To complete this task, print all the data below exactly but leave out the images.

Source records

*** Begin section ***

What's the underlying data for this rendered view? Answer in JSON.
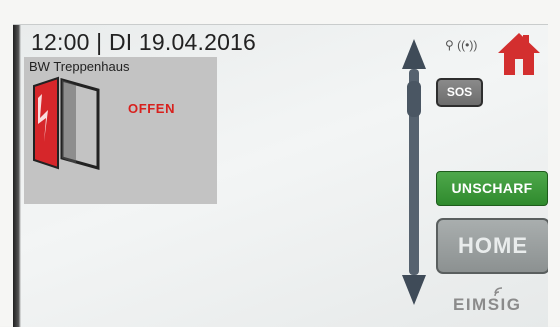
{
  "header": {
    "time": "12:00",
    "separator": "|",
    "date": "DI 19.04.2016"
  },
  "door_tile": {
    "title": "BW Treppenhaus",
    "status": "OFFEN",
    "icon": "open-door-icon",
    "status_color": "#d8201d"
  },
  "status_bar": {
    "usb_icon": "usb-icon",
    "wireless_icon": "wireless-icon"
  },
  "home_icon": {
    "icon": "house-icon",
    "color": "#d32f2f"
  },
  "buttons": {
    "sos_label": "SOS",
    "unscharf_label": "UNSCHARF",
    "unscharf_color": "#3d9a3a",
    "home_label": "HOME"
  },
  "scroll": {
    "up_icon": "scroll-up-arrow-icon",
    "down_icon": "scroll-down-arrow-icon"
  },
  "brand": {
    "name": "EIMSIG"
  }
}
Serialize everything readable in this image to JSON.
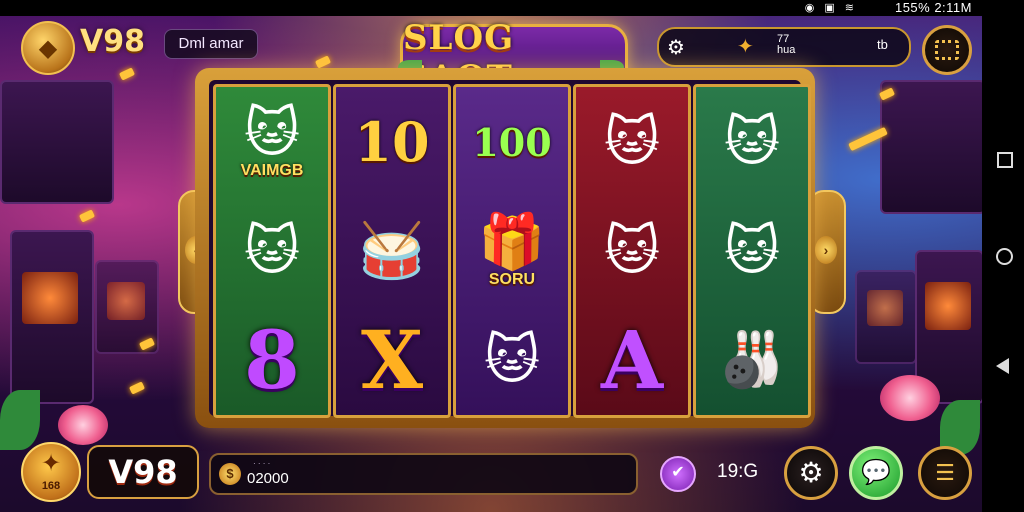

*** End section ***

ANSWER BOX:
What's the underlying data for this rendered view? Answer in JSON.
{
  "header": {
    "time": "12:00",
    "separator": "|",
    "date": "DI 19.04.2016"
  },
  "door_tile": {
    "title": "BW Treppenhaus",
    "status": "OFFEN",
    "icon": "open-door-icon",
    "status_color": "#d8201d"
  },
  "status_bar": {
    "usb_icon": "usb-icon",
    "wireless_icon": "wireless-icon"
  },
  "home_icon": {
    "icon": "house-icon",
    "color": "#d32f2f"
  },
  "buttons": {
    "sos_label": "SOS",
    "unscharf_label": "UNSCHARF",
    "unscharf_color": "#3d9a3a",
    "home_label": "HOME"
  },
  "scroll": {
    "up_icon": "scroll-up-arrow-icon",
    "down_icon": "scroll-down-arrow-icon"
  },
  "brand": {
    "name": "EIMSIG"
  }
}
Serialize everything readable in this image to JSON.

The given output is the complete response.